App and web page records:
==*==

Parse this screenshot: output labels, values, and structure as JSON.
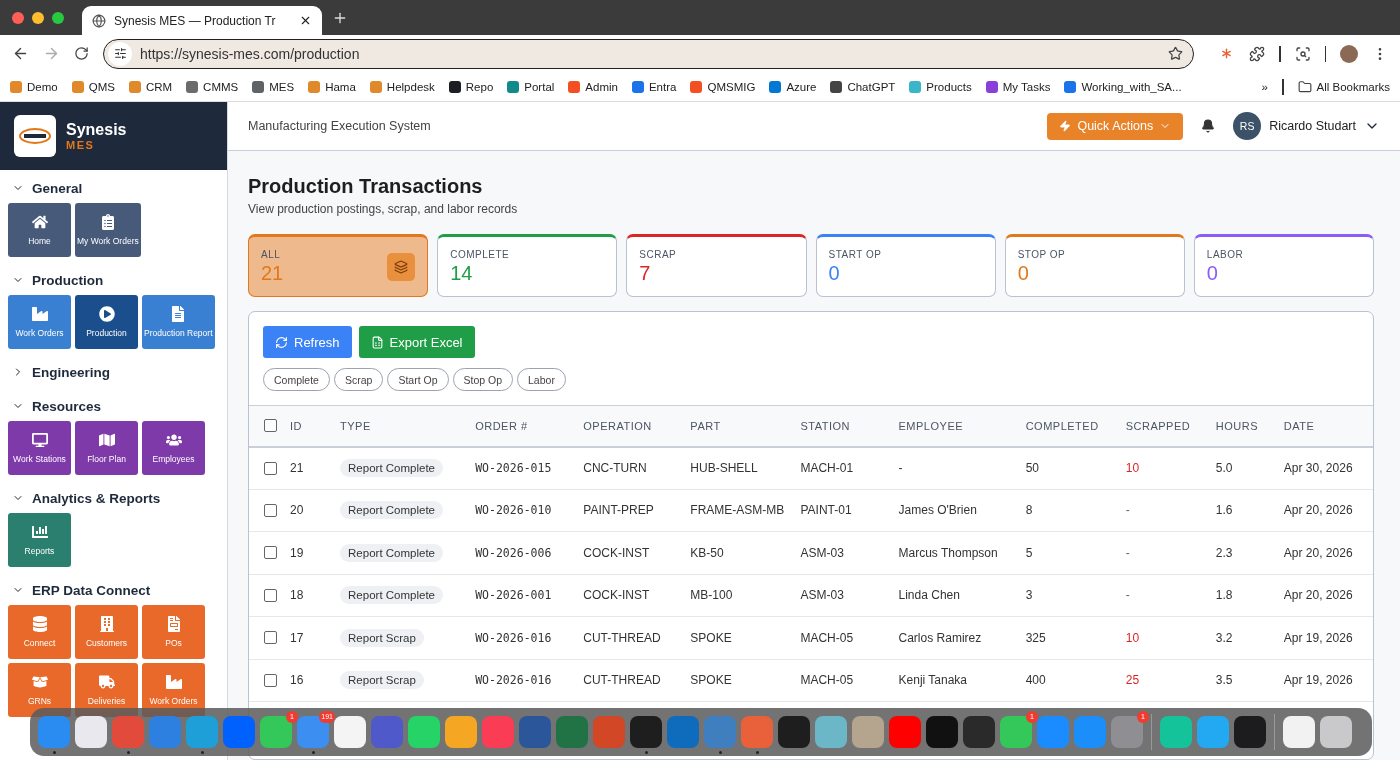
{
  "browser": {
    "tab_title": "Synesis MES — Production Tr",
    "url": "https://synesis-mes.com/production",
    "bookmarks": [
      {
        "label": "Demo",
        "color": "#e0892a"
      },
      {
        "label": "QMS",
        "color": "#e0892a"
      },
      {
        "label": "CRM",
        "color": "#e0892a"
      },
      {
        "label": "CMMS",
        "color": "#6b6b6b"
      },
      {
        "label": "MES",
        "color": "#5f6368"
      },
      {
        "label": "Hama",
        "color": "#e0892a"
      },
      {
        "label": "Helpdesk",
        "color": "#e0892a"
      },
      {
        "label": "Repo",
        "color": "#1b1f23"
      },
      {
        "label": "Portal",
        "color": "#138a8a"
      },
      {
        "label": "Admin",
        "color": "#f25022"
      },
      {
        "label": "Entra",
        "color": "#1a73e8"
      },
      {
        "label": "QMSMIG",
        "color": "#f25022"
      },
      {
        "label": "Azure",
        "color": "#0078d4"
      },
      {
        "label": "ChatGPT",
        "color": "#444444"
      },
      {
        "label": "Products",
        "color": "#3ab5c9"
      },
      {
        "label": "My Tasks",
        "color": "#8b3fd9"
      },
      {
        "label": "Working_with_SA...",
        "color": "#1a73e8"
      }
    ],
    "overflow": "»",
    "all_bookmarks": "All Bookmarks"
  },
  "sidebar": {
    "brand": "Synesis",
    "product": "MES",
    "sections": [
      {
        "title": "General",
        "expanded": true,
        "color": "#475a7a",
        "items": [
          {
            "label": "Home",
            "selected": false
          },
          {
            "label": "My Work Orders",
            "selected": false
          }
        ]
      },
      {
        "title": "Production",
        "expanded": true,
        "color": "#3a80d2",
        "items": [
          {
            "label": "Work Orders",
            "selected": false
          },
          {
            "label": "Production",
            "selected": true
          },
          {
            "label": "Production Report",
            "selected": false
          }
        ]
      },
      {
        "title": "Engineering",
        "expanded": false
      },
      {
        "title": "Resources",
        "expanded": true,
        "color": "#7e3aa9",
        "items": [
          {
            "label": "Work Stations",
            "selected": false
          },
          {
            "label": "Floor Plan",
            "selected": false
          },
          {
            "label": "Employees",
            "selected": false
          }
        ]
      },
      {
        "title": "Analytics & Reports",
        "expanded": true,
        "color": "#2a7f6f",
        "items": [
          {
            "label": "Reports",
            "selected": false
          }
        ]
      },
      {
        "title": "ERP Data Connect",
        "expanded": true,
        "color": "#e8692a",
        "items": [
          {
            "label": "Connect",
            "selected": false
          },
          {
            "label": "Customers",
            "selected": false
          },
          {
            "label": "POs",
            "selected": false
          },
          {
            "label": "GRNs",
            "selected": false
          },
          {
            "label": "Deliveries",
            "selected": false
          },
          {
            "label": "Work Orders",
            "selected": false
          }
        ]
      }
    ]
  },
  "header": {
    "title": "Manufacturing Execution System",
    "quick_actions": "Quick Actions",
    "user_initials": "RS",
    "user_name": "Ricardo Studart"
  },
  "page": {
    "title": "Production Transactions",
    "subtitle": "View production postings, scrap, and labor records"
  },
  "stats": [
    {
      "label": "ALL",
      "value": "21",
      "color": "#e2781c",
      "selected": true
    },
    {
      "label": "COMPLETE",
      "value": "14",
      "color": "#1f9d47",
      "selected": false
    },
    {
      "label": "SCRAP",
      "value": "7",
      "color": "#dc2626",
      "selected": false
    },
    {
      "label": "START OP",
      "value": "0",
      "color": "#3b82f6",
      "selected": false
    },
    {
      "label": "STOP OP",
      "value": "0",
      "color": "#e2781c",
      "selected": false
    },
    {
      "label": "LABOR",
      "value": "0",
      "color": "#8b5cf6",
      "selected": false
    }
  ],
  "actions": {
    "refresh": "Refresh",
    "export": "Export Excel"
  },
  "filters": [
    {
      "label": "Complete",
      "selected": false
    },
    {
      "label": "Scrap",
      "selected": false
    },
    {
      "label": "Start Op",
      "selected": false
    },
    {
      "label": "Stop Op",
      "selected": false
    },
    {
      "label": "Labor",
      "selected": false
    }
  ],
  "table": {
    "select_all": false,
    "columns": [
      "ID",
      "TYPE",
      "ORDER #",
      "OPERATION",
      "PART",
      "STATION",
      "EMPLOYEE",
      "COMPLETED",
      "SCRAPPED",
      "HOURS",
      "DATE"
    ],
    "rows": [
      {
        "checked": false,
        "id": "21",
        "type": "Report Complete",
        "order": "WO-2026-015",
        "operation": "CNC-TURN",
        "part": "HUB-SHELL",
        "station": "MACH-01",
        "employee": "-",
        "completed": "50",
        "scrapped": "10",
        "scrap_flag": true,
        "hours": "5.0",
        "date": "Apr 30, 2026"
      },
      {
        "checked": false,
        "id": "20",
        "type": "Report Complete",
        "order": "WO-2026-010",
        "operation": "PAINT-PREP",
        "part": "FRAME-ASM-MB",
        "station": "PAINT-01",
        "employee": "James O'Brien",
        "completed": "8",
        "scrapped": "-",
        "scrap_flag": false,
        "hours": "1.6",
        "date": "Apr 20, 2026"
      },
      {
        "checked": false,
        "id": "19",
        "type": "Report Complete",
        "order": "WO-2026-006",
        "operation": "COCK-INST",
        "part": "KB-50",
        "station": "ASM-03",
        "employee": "Marcus Thompson",
        "completed": "5",
        "scrapped": "-",
        "scrap_flag": false,
        "hours": "2.3",
        "date": "Apr 20, 2026"
      },
      {
        "checked": false,
        "id": "18",
        "type": "Report Complete",
        "order": "WO-2026-001",
        "operation": "COCK-INST",
        "part": "MB-100",
        "station": "ASM-03",
        "employee": "Linda Chen",
        "completed": "3",
        "scrapped": "-",
        "scrap_flag": false,
        "hours": "1.8",
        "date": "Apr 20, 2026"
      },
      {
        "checked": false,
        "id": "17",
        "type": "Report Scrap",
        "order": "WO-2026-016",
        "operation": "CUT-THREAD",
        "part": "SPOKE",
        "station": "MACH-05",
        "employee": "Carlos Ramirez",
        "completed": "325",
        "scrapped": "10",
        "scrap_flag": true,
        "hours": "3.2",
        "date": "Apr 19, 2026"
      },
      {
        "checked": false,
        "id": "16",
        "type": "Report Scrap",
        "order": "WO-2026-016",
        "operation": "CUT-THREAD",
        "part": "SPOKE",
        "station": "MACH-05",
        "employee": "Kenji Tanaka",
        "completed": "400",
        "scrapped": "25",
        "scrap_flag": true,
        "hours": "3.5",
        "date": "Apr 19, 2026"
      }
    ]
  },
  "dock": {
    "groups": [
      [
        {
          "color": "#2a8cf0",
          "running": true
        },
        {
          "color": "#e8e8ee",
          "running": false
        },
        {
          "color": "#e24b3b",
          "running": true
        },
        {
          "color": "#2d7fe0",
          "running": false
        },
        {
          "color": "#1f9fd8",
          "running": true
        },
        {
          "color": "#0061fe",
          "running": false
        },
        {
          "color": "#34c759",
          "running": false,
          "badge": "1"
        },
        {
          "color": "#3c8ef0",
          "running": true,
          "badge": "191"
        },
        {
          "color": "#f4f4f4",
          "running": false
        },
        {
          "color": "#5059c9",
          "running": false
        },
        {
          "color": "#25d366",
          "running": false
        },
        {
          "color": "#f5a623",
          "running": false
        },
        {
          "color": "#fa3c55",
          "running": false
        },
        {
          "color": "#2b579a",
          "running": false
        },
        {
          "color": "#217346",
          "running": false
        },
        {
          "color": "#d24726",
          "running": false
        },
        {
          "color": "#1e1e1e",
          "running": true
        },
        {
          "color": "#0f6cbd",
          "running": false
        },
        {
          "color": "#3f7fc0",
          "running": true
        },
        {
          "color": "#e8613a",
          "running": true
        },
        {
          "color": "#1e1e1e",
          "running": false
        },
        {
          "color": "#6cb7c7",
          "running": false
        },
        {
          "color": "#b5a58f",
          "running": false
        },
        {
          "color": "#ff0000",
          "running": false
        },
        {
          "color": "#111111",
          "running": false
        },
        {
          "color": "#2a2a2a",
          "running": false
        },
        {
          "color": "#34c759",
          "running": false,
          "badge": "1"
        },
        {
          "color": "#1a8cff",
          "running": false
        },
        {
          "color": "#1c8ef9",
          "running": false
        },
        {
          "color": "#8e8e93",
          "running": false,
          "badge": "1"
        }
      ],
      [
        {
          "color": "#15c39a",
          "running": false
        },
        {
          "color": "#23a9f2",
          "running": false
        },
        {
          "color": "#1c1c1e",
          "running": false
        }
      ],
      [
        {
          "color": "#f2f2f2",
          "running": false
        },
        {
          "color": "#c9c9cc",
          "running": false
        }
      ]
    ]
  }
}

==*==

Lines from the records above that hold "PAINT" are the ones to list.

        "operation": "PAINT-PREP",
        "station": "PAINT-01",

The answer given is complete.